The frame of psychotherapy shows both universality and social relativity. Since the intrapsychic world is permeable to social reality, the meaning of insurance in psychotherapy depends on context. Experience with Canadian National Health Insurance suggests that when no-fee psychotherapy in normative, it is absorbed in the frame. There are still trouble spots in the Canadian system, particularly the management of missed sessions. Depending on the needs of the patient, charging for missed sessions can disrupt therapy entirely or be constructive for the treatment.
The psychoanalytic treatment model of neurotic disorders was applied "experimentally," usually without concomitant pharmacotherapy, to psychotic disorders in the mid to late 20th century at a private institution (Chestnut Lodge) in Maryland. A long-term follow-up (by this author) essentially documented such an approach to be ineffective but suggested that initial treatment earlier in the development of disorder might prevent or ameliorate the "dementia" of dementia praecox. The opportunity to actually measure the effect of earlier detection and treatment became apparent to this author on sabbatical leave in Stavanger, Norway.
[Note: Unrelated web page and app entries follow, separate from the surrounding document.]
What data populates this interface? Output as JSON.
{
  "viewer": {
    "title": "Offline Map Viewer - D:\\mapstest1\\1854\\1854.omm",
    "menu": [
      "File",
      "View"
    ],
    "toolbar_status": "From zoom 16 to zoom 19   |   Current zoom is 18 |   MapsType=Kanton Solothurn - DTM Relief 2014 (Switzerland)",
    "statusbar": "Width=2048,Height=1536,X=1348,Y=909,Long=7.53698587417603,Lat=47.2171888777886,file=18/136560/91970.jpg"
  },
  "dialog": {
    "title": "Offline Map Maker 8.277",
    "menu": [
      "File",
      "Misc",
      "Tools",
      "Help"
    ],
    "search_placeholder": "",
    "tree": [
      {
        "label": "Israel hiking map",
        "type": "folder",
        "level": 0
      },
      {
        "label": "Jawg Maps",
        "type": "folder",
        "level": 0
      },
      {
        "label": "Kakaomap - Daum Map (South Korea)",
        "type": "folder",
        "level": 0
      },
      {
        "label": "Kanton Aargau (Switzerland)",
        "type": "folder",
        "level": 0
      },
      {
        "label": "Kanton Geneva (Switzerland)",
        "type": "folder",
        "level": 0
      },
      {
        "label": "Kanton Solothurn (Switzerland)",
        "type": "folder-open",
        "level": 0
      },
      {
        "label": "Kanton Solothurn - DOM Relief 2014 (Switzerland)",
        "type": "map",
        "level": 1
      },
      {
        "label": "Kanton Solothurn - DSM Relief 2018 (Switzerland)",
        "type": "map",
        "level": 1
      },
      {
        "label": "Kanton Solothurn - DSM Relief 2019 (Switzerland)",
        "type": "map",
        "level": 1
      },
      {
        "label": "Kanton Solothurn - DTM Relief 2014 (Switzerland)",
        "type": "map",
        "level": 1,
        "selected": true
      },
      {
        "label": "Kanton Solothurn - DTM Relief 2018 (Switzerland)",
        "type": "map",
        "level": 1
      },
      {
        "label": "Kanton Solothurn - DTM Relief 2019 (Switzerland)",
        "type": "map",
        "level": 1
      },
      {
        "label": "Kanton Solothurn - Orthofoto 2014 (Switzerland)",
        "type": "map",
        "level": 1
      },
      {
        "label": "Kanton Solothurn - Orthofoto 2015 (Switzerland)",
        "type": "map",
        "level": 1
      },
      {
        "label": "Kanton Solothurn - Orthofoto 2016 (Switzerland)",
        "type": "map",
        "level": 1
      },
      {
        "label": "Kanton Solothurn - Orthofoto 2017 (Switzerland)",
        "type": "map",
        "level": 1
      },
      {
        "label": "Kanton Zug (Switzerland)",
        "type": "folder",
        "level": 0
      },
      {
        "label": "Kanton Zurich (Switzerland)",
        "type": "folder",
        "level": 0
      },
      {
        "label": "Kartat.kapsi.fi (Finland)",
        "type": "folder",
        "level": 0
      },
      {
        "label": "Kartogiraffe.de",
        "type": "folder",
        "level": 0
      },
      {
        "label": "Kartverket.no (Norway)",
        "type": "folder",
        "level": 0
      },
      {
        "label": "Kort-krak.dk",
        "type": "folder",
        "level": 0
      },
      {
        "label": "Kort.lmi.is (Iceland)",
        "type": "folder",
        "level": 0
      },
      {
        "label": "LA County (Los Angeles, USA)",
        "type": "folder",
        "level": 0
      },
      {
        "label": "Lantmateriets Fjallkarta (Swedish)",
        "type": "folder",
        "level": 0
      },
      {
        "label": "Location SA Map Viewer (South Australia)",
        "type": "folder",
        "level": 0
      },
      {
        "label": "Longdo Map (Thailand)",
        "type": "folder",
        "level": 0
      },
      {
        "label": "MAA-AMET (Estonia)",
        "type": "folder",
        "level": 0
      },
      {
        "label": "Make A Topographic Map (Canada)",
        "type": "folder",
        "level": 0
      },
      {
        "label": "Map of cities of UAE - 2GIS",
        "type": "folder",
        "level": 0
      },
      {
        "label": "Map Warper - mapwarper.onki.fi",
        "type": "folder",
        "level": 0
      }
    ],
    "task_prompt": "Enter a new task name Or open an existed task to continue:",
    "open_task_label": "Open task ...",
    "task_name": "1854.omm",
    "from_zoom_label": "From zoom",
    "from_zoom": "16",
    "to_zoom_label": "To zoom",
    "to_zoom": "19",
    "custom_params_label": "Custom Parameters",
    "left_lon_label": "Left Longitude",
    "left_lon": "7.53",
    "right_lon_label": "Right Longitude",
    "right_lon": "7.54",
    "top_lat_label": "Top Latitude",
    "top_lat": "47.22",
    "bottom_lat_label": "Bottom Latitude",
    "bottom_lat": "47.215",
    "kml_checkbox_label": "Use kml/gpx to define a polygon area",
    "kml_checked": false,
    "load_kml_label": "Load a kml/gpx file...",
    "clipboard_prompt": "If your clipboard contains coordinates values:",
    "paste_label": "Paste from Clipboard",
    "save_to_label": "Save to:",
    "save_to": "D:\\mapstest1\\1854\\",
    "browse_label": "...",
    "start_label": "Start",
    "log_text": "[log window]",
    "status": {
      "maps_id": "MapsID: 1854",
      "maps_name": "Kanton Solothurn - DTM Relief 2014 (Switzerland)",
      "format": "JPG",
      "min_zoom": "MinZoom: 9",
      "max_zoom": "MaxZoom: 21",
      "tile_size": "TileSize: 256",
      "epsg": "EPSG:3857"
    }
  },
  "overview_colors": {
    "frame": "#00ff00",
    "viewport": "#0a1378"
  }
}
The sectorized Norwegian health care system made it possible to engineer early detection of first psychosis in an "experimental" health care sector and compare their outcome to that of first onset patients from two control "usual detection" health care sectors. Early detection was engineered in the experimental sector with educational campaigns about the signs and symptoms of first psychosis targeting the sector's doctors, educators, and the general public through massive educational campaigns. The result was clear. Early detection and treatment resulted in a significantly better symptomatic, social, and instrumental outcome in the experimental sectors compared with "usual detection" sectors, a difference that lasted up to a 10-year follow-up (and perhaps permanently). These events and findings will be reviewed to assert that intervention timing may be far more important than intervention type in the overall strategy of antipsychotic interventions.
Data available indicate that numerous childcare workers are not strongly motivated to engage children aged 3-5 in physical activity. Using the theory of planned behavior as the main theoretical framework, this study has 2 objectives: to identify the determinants of the intention of childcare workers to engage preschoolers in physical activity and to identify the variables that could be used to develop an intervention to motivate childcare workers to support preschoolers' physical activity.
174 childcare workers from 60 childcare centers selected at random in 2 regions of Quebec completed a self-administered questionnaire assessing the constructs of the theory of planned behavior as well as past behavior, descriptive norm and moral norm.
Moral norm, perceived behavioral control and subjective norm explained 85% of the variance in intention to engage the children in physical activity.
To motivate childcare workers, it is necessary that they perceive that directors, children's parents and coworkers approve of their involvement in children's physical activity. In addition, their ability to overcome perceived barriers (lack of time, loaded schedule, inclement weather) should be developed. Access to a large outdoor yard might also help motivate childcare workers.